== Segment start ==

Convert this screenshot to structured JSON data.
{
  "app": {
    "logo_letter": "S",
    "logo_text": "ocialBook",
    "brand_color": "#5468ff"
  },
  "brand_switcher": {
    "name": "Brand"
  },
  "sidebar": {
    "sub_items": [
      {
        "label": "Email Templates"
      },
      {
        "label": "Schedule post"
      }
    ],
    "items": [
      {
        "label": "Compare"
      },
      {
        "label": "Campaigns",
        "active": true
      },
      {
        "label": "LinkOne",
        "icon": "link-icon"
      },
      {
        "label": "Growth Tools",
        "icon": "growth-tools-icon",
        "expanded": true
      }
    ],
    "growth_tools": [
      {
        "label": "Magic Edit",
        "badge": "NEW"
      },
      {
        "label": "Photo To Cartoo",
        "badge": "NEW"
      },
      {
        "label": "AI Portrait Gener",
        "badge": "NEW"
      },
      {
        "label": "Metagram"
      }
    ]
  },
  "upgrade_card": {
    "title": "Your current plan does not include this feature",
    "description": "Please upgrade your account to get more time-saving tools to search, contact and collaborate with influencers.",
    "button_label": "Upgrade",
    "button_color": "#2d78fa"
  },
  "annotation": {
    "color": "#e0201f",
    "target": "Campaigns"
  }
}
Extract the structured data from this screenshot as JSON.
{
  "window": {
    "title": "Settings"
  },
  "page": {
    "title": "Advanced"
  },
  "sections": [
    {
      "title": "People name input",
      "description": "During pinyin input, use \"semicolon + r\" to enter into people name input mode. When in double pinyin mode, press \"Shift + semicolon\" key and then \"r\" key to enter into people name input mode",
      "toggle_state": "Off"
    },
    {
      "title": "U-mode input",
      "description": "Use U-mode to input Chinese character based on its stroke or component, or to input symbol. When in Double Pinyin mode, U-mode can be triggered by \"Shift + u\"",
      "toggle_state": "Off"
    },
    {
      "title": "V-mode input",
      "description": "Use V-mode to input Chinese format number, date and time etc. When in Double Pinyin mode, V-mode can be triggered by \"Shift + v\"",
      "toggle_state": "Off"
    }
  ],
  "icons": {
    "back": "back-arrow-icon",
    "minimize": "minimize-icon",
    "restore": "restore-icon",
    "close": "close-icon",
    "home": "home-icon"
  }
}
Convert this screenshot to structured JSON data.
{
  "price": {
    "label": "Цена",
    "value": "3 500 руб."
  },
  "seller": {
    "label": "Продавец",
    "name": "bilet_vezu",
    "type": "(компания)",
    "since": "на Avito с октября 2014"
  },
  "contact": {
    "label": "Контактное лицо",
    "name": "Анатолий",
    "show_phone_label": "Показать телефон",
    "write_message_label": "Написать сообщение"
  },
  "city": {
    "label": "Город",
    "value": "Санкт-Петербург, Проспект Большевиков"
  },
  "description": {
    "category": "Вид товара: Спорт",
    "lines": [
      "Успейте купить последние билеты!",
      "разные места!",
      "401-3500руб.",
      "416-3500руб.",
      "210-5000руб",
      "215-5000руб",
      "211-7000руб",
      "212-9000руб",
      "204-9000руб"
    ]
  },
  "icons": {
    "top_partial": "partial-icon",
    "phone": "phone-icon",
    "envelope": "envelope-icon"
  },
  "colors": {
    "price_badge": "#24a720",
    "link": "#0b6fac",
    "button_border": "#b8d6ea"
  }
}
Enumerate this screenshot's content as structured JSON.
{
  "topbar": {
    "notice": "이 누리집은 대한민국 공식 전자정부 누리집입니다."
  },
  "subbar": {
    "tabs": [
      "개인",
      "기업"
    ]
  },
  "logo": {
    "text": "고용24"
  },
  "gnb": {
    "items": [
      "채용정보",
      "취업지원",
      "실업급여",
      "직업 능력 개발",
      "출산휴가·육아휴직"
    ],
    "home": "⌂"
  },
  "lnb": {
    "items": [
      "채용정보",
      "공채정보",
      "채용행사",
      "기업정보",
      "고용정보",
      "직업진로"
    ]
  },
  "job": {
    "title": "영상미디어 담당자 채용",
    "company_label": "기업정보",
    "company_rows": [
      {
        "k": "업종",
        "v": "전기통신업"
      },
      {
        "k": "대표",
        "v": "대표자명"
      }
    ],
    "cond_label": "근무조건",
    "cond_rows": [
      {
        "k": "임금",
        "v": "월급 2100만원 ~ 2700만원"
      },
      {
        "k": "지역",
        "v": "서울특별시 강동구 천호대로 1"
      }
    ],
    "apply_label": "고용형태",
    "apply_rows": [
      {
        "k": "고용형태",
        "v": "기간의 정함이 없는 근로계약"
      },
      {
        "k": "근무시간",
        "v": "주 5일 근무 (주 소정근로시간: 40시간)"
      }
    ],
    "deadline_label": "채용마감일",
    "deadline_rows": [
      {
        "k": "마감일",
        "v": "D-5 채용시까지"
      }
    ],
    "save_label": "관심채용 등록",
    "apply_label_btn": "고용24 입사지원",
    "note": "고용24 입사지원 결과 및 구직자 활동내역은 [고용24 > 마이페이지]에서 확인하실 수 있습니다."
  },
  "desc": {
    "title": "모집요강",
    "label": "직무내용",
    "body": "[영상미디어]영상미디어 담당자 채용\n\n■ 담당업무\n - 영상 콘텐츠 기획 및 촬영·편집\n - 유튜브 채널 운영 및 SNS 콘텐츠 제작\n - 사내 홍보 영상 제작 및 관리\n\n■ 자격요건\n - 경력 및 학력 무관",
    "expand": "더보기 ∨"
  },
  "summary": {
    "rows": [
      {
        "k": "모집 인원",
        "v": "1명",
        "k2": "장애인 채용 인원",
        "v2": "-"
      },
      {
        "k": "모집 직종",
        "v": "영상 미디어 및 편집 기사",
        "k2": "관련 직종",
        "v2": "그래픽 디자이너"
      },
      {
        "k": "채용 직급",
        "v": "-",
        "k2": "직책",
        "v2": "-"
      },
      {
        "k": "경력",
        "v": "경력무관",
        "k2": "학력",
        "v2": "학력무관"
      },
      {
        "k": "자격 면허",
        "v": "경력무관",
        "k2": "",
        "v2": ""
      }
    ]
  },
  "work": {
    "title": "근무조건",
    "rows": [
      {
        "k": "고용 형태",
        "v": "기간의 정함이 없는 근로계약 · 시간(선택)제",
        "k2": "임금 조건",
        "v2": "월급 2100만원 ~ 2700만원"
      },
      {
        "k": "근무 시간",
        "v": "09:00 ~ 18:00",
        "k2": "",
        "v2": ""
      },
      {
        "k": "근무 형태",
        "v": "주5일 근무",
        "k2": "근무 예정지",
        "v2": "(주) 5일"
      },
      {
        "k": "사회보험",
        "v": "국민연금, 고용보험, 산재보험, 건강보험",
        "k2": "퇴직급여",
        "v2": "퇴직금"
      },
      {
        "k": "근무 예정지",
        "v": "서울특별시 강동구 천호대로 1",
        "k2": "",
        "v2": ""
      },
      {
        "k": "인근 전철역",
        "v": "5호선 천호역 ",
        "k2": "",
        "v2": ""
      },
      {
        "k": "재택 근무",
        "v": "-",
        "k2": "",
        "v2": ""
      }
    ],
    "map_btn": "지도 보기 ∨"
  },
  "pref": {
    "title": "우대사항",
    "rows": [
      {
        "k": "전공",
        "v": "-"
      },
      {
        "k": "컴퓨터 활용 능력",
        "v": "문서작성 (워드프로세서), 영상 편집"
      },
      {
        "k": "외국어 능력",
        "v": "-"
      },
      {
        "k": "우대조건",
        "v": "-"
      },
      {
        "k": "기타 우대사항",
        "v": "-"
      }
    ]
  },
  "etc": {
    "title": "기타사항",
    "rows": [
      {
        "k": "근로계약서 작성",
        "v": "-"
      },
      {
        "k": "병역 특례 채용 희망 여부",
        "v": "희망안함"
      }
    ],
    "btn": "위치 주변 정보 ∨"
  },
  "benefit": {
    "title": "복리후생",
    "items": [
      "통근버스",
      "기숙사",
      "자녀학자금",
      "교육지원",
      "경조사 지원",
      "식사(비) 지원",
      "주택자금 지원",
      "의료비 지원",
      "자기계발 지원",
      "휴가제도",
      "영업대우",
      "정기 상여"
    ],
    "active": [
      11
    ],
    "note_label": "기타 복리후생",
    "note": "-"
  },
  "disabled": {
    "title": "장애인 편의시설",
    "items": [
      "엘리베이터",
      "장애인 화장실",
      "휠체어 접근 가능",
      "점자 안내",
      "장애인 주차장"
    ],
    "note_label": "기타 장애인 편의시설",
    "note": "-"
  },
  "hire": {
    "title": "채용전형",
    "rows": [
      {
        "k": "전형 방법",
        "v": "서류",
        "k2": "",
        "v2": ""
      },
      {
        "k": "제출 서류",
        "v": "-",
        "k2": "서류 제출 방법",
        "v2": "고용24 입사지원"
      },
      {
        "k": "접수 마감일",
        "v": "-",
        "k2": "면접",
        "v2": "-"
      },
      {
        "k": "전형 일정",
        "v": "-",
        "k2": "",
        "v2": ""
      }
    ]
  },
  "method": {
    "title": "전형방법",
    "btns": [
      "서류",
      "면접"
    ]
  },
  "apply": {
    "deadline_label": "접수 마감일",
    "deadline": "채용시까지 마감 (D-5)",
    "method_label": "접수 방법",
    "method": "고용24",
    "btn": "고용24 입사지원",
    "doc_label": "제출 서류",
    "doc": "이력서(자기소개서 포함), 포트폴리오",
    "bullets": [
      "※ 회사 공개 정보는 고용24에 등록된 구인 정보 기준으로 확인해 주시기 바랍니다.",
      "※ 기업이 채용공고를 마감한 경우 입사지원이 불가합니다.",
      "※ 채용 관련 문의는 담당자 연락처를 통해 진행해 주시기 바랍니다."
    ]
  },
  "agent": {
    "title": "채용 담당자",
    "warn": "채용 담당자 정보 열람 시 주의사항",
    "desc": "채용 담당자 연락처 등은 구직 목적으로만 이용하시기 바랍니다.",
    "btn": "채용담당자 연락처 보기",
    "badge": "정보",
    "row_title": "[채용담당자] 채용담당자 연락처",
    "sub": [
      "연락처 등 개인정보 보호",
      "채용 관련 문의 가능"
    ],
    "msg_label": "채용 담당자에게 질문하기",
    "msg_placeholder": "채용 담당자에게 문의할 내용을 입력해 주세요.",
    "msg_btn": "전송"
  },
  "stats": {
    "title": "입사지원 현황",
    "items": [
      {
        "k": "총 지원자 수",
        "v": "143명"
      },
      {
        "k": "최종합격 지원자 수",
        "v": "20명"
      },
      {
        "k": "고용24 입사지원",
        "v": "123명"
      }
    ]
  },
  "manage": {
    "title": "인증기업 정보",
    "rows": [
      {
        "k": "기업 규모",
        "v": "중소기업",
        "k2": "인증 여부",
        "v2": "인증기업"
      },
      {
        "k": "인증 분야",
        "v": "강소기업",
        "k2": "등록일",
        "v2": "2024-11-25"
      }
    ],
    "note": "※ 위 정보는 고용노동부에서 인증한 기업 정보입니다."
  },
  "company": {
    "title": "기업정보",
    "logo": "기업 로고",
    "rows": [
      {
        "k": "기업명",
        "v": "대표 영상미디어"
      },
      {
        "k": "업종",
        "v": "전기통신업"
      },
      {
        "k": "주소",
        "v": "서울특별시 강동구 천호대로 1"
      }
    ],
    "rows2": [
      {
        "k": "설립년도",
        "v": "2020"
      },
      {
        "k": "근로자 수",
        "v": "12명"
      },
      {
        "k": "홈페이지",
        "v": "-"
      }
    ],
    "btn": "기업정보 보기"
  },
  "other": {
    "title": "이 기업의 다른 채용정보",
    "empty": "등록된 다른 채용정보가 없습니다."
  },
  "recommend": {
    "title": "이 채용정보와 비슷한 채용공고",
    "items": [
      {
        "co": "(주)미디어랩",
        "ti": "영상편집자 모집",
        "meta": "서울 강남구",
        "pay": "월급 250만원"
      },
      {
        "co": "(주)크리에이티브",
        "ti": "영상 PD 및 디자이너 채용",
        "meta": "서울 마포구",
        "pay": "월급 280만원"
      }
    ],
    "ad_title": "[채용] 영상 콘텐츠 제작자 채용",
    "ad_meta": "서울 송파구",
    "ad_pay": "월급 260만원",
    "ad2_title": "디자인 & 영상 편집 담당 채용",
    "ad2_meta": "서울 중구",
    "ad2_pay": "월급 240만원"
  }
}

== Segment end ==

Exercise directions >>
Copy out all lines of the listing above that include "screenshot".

Answer to this exercise >>
Convert this screenshot to structured JSON data.
Extract the structured data from this screenshot as JSON.
Convert this screenshot to structured JSON data.
Enumerate this screenshot's content as structured JSON.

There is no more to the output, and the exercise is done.